- According to the Federal Reserve's report, industrial production increased 0.5% in March over February, primarily bolstered by a jump of 8.6% in the output of utilities — the largest in the history of the index. Unusually warm weather in February gave way to colder conditions, resulting in a spike in demand for heating in March. Manufacturing output fell 0.4% in March, led by a large step-down in the production of motor vehicles and parts; factory output aside from motor vehicles and parts moved down 0.2%. The production at mines edged up 0.1%. For the first quarter as a whole, industrial production rose at an annual rate of 1.5%.
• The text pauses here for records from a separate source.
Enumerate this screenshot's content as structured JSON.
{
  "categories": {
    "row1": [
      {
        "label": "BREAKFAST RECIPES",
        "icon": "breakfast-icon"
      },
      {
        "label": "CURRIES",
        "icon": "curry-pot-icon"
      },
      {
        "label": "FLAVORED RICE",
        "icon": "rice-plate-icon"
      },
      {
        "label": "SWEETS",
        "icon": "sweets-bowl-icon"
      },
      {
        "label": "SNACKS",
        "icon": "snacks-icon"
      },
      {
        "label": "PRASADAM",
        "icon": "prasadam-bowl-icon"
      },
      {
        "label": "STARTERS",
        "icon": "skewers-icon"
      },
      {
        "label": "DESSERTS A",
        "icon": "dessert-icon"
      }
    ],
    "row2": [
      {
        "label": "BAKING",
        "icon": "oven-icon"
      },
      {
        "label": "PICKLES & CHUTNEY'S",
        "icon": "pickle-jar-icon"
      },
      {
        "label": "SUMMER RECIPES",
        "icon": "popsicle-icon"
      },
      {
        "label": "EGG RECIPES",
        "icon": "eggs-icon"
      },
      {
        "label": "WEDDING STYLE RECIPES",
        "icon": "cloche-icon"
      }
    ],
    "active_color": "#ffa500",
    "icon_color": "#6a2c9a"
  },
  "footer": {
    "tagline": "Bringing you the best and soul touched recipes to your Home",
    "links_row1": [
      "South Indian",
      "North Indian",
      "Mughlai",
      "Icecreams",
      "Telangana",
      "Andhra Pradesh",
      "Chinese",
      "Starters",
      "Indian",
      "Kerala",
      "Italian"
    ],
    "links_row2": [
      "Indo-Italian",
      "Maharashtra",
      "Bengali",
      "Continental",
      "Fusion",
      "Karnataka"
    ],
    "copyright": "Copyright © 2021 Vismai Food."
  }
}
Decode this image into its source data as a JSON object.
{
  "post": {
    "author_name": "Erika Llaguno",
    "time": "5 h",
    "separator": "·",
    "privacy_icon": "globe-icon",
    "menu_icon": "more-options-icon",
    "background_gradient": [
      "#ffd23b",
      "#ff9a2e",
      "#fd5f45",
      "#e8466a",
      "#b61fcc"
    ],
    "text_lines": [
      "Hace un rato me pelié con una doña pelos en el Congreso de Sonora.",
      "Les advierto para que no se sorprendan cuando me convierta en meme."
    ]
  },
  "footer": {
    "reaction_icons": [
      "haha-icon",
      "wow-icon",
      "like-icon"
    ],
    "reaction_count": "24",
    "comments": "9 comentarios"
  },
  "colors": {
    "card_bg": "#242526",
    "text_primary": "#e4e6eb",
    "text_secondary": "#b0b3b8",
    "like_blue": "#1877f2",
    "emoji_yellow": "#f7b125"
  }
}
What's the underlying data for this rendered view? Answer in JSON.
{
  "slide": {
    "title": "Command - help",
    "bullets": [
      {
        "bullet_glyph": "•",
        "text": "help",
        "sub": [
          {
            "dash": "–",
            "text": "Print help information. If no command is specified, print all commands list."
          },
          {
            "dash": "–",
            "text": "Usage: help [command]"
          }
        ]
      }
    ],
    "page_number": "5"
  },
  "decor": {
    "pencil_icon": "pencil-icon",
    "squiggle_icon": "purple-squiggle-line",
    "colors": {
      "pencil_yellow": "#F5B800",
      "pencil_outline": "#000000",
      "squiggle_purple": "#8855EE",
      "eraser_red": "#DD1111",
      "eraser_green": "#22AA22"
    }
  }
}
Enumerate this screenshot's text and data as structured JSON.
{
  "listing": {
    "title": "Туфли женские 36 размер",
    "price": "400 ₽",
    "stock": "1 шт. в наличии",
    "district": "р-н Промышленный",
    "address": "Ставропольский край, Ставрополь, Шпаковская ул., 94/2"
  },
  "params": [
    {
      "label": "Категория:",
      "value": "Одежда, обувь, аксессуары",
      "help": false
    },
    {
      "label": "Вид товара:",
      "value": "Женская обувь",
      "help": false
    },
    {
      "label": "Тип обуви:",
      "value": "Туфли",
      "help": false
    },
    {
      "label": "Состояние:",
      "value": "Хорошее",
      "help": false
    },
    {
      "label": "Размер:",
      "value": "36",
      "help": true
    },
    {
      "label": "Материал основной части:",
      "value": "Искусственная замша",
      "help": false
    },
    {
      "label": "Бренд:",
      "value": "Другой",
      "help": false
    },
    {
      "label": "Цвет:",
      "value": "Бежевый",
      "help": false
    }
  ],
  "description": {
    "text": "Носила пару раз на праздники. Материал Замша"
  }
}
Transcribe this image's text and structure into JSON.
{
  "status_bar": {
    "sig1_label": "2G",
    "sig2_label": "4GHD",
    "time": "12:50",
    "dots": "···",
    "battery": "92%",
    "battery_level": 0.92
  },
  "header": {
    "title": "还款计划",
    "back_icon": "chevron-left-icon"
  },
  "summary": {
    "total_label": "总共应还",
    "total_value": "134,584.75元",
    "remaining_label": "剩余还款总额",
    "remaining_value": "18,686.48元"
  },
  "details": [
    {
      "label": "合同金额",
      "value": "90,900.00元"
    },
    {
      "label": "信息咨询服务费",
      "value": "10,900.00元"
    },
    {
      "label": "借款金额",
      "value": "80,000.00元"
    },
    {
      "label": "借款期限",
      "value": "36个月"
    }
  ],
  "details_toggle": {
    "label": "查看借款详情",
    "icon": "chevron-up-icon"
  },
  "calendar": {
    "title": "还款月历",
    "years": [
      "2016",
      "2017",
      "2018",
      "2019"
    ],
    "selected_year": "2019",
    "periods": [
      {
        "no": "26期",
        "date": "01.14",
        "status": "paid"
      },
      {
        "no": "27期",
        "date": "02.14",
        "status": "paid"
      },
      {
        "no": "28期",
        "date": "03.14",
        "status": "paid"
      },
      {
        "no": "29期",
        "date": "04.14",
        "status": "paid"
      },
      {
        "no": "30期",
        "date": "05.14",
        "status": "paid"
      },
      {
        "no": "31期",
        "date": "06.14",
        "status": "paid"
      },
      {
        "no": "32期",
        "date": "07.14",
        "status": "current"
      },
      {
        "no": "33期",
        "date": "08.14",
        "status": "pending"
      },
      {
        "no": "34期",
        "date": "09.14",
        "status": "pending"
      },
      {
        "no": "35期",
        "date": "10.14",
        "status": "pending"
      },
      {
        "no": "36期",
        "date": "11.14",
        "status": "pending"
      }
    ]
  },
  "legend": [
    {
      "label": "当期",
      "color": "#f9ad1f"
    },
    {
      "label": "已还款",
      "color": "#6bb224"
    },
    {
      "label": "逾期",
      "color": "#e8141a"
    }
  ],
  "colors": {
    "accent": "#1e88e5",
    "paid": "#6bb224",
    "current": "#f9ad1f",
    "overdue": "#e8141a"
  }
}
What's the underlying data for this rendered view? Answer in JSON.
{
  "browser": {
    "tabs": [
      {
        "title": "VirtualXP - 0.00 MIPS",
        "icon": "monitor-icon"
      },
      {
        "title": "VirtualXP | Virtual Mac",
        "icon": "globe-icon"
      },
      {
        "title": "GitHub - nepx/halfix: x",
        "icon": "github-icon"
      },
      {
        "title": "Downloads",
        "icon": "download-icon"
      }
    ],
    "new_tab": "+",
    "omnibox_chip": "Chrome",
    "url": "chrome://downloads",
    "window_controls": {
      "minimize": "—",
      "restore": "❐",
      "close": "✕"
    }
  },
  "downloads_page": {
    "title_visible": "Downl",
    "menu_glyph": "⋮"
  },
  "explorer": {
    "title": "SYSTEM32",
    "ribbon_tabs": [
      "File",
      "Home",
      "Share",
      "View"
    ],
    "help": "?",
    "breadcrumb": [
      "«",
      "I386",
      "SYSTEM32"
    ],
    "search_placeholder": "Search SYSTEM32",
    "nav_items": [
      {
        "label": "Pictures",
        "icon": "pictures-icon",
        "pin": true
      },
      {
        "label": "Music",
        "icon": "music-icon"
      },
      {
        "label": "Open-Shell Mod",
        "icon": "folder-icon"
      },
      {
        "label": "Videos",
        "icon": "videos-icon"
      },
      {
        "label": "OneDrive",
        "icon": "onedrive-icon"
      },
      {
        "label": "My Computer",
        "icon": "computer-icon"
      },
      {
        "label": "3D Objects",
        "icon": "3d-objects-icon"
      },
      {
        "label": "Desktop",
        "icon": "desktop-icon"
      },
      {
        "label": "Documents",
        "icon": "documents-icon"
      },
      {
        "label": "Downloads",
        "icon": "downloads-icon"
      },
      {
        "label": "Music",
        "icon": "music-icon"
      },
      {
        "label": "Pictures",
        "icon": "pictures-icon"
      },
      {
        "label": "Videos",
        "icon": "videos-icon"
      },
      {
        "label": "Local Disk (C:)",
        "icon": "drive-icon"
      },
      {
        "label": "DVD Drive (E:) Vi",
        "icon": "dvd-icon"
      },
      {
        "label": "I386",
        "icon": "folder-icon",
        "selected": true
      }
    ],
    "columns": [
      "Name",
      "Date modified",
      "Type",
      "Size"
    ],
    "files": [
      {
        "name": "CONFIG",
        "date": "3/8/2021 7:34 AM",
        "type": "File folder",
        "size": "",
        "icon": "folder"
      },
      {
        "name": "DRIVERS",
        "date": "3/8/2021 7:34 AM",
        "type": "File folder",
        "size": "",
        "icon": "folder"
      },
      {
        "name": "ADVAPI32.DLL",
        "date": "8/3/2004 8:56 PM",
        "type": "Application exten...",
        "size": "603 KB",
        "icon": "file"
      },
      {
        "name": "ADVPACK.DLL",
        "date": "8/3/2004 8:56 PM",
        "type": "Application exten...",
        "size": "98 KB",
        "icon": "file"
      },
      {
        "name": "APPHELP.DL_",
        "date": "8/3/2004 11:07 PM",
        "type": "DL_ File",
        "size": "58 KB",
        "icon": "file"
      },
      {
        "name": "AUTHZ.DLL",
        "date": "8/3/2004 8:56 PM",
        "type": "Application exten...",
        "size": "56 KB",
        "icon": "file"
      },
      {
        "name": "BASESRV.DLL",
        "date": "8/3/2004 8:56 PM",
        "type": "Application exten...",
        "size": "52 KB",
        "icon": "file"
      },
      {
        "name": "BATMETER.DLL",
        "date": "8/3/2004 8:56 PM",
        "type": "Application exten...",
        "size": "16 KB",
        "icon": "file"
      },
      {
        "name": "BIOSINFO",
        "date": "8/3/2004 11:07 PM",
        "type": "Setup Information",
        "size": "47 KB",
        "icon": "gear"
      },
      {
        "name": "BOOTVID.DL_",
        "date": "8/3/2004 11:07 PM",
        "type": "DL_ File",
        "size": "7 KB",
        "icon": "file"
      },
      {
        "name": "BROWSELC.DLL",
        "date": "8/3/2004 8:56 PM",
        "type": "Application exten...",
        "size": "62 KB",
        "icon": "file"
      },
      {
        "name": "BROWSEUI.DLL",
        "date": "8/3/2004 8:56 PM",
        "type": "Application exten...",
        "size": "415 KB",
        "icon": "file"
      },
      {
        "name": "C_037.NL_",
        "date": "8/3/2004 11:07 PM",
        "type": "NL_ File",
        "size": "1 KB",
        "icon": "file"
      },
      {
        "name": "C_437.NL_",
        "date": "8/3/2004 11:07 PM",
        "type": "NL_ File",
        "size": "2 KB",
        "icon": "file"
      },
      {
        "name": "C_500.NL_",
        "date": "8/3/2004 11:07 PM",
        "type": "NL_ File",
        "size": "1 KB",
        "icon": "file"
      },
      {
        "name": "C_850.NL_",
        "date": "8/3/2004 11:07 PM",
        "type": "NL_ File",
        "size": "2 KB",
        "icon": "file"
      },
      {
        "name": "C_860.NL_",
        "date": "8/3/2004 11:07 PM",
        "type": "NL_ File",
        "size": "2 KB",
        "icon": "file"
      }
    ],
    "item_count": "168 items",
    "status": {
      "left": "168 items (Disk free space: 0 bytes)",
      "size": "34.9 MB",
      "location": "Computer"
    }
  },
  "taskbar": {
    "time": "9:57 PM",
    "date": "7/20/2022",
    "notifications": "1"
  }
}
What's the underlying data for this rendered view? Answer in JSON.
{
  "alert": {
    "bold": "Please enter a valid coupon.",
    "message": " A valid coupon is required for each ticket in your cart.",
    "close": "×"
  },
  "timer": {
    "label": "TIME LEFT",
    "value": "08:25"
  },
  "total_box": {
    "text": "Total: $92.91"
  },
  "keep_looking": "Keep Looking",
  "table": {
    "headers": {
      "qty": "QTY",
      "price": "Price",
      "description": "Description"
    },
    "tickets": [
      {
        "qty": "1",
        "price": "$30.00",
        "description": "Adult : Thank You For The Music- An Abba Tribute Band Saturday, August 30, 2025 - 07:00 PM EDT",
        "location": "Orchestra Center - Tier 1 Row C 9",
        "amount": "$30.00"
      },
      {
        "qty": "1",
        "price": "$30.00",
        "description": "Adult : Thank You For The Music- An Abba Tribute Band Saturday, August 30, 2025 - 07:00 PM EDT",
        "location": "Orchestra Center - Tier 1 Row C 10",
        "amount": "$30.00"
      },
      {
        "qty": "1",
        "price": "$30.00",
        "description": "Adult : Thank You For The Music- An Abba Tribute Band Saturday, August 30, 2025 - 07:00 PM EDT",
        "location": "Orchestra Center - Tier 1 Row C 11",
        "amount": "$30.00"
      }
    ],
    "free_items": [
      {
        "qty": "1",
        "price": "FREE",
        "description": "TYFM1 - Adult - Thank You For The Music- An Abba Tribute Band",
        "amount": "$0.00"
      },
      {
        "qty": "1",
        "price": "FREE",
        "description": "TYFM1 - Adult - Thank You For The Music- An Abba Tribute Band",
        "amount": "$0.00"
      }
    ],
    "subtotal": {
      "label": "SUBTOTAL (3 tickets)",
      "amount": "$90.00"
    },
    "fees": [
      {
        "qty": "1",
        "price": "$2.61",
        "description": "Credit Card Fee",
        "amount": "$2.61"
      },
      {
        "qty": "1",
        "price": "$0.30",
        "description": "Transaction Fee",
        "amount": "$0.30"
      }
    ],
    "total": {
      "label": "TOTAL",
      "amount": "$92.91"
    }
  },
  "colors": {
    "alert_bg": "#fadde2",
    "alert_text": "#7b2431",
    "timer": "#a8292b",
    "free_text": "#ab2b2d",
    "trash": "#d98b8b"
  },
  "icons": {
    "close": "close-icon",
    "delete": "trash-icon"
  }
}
- In the week ended April 15, the advance figure for seasonally adjusted initial claims was 244,000, an increase of 10,000 from the previous week's unrevised level of 234,000. The advance seasonally adjusted insured unemployment rate fell to 1.4%. The advance number for seasonally adjusted insured unemployment during the week ended April 8 was 1,979,000, a decrease of 49,000 from the prior week's unrevised level of 2,028,000. This is the lowest level for insured unemployment since April 15, 2000.
Eye on the Week Ahead
Initial estimates for the first-quarter GDP are out at the end of the week. Final figures for the fourth quarter revealed that the economy increased at an annual rate of 2.1%. A first-quarter rate at or below 2.0% may sway the Fed to hold interest rates at their current levels when the Committee next meets during the first week of May.